- ASSIGNMENT -
Report back every line of the entries that contains "david", exactly as written.

□ □ □

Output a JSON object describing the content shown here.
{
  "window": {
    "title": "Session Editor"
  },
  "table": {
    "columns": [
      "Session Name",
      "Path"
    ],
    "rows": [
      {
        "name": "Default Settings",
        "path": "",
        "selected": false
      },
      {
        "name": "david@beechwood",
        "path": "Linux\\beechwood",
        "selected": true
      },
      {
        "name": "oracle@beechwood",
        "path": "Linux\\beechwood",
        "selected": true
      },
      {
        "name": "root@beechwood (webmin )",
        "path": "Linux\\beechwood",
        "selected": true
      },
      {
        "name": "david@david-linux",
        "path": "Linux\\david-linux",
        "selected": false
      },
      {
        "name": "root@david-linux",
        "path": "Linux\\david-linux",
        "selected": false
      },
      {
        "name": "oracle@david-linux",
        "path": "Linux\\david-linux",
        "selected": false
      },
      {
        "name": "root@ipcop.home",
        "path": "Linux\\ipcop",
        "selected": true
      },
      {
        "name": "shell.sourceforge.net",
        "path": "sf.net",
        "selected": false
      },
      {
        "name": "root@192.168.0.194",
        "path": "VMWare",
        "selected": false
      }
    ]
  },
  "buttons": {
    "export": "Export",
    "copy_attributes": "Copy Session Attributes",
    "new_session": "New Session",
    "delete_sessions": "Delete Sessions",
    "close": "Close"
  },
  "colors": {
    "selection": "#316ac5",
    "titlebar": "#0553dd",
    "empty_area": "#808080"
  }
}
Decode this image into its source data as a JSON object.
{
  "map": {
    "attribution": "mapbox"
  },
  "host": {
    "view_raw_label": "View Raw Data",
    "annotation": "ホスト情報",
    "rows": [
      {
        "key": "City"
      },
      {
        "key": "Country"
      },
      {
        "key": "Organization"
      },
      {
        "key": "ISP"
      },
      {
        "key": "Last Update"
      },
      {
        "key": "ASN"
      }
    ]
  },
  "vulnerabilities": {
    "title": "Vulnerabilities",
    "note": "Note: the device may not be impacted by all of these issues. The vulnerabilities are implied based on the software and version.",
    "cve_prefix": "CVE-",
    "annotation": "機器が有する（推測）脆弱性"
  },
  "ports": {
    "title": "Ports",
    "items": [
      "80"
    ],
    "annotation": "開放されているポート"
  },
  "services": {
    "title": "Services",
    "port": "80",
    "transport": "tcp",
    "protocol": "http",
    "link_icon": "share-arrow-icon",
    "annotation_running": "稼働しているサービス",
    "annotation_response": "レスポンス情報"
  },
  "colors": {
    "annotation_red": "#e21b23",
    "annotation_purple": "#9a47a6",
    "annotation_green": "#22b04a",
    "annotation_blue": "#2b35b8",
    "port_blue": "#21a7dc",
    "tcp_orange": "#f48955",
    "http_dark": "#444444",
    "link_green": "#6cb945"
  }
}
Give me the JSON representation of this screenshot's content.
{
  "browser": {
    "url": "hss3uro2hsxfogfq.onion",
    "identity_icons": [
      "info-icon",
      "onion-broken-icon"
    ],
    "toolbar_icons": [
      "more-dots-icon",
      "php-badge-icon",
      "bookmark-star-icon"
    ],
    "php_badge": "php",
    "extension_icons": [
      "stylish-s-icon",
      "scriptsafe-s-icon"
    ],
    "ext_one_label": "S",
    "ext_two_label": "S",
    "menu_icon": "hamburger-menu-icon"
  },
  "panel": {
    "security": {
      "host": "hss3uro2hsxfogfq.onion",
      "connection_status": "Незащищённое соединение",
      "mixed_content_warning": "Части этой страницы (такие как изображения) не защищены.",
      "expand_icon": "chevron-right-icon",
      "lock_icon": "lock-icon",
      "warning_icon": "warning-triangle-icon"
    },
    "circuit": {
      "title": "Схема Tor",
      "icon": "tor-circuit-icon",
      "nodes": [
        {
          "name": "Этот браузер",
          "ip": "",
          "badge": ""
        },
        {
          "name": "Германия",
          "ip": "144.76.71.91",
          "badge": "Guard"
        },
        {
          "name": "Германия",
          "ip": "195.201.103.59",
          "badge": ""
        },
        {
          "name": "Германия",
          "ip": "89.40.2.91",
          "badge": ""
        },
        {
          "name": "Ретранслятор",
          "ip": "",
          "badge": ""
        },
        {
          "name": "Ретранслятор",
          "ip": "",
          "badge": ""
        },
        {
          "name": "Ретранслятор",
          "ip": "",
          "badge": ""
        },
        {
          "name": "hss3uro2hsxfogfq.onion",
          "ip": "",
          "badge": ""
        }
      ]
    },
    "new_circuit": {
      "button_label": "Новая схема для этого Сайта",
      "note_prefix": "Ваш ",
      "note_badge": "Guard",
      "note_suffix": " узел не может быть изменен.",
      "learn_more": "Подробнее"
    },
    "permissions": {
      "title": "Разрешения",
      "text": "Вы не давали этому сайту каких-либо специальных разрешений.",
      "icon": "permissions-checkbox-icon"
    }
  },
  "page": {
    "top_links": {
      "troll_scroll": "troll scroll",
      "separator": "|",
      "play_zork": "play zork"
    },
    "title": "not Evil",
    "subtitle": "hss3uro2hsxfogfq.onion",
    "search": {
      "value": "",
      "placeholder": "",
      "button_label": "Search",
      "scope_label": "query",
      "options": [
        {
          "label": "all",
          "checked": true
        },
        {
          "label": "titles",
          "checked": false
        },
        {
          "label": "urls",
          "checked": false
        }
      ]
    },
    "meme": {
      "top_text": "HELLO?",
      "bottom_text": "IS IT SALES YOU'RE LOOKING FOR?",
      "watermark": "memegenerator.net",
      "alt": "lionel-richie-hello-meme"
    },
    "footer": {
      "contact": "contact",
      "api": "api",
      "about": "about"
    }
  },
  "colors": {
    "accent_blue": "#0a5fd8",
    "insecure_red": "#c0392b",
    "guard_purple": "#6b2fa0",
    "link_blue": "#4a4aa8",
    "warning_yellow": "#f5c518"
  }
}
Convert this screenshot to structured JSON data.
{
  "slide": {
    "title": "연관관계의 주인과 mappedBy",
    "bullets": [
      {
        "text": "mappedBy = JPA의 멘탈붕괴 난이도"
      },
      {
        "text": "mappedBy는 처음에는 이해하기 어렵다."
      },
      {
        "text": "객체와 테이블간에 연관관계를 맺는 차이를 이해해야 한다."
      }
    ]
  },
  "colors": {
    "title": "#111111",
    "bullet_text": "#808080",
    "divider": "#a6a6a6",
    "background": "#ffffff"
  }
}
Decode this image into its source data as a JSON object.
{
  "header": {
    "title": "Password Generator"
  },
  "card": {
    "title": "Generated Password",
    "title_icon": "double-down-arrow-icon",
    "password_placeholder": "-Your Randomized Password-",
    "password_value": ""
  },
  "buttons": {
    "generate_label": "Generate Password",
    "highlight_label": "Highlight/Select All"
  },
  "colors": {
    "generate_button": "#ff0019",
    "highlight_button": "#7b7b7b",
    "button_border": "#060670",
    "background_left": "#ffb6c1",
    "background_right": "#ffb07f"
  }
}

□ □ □

- RESULT -
        "name": "david@beechwood",
        "name": "david@david-linux",
        "path": "Linux\\david-linux",
        "name": "root@david-linux",
        "path": "Linux\\david-linux",
        "name": "oracle@david-linux",
        "path": "Linux\\david-linux",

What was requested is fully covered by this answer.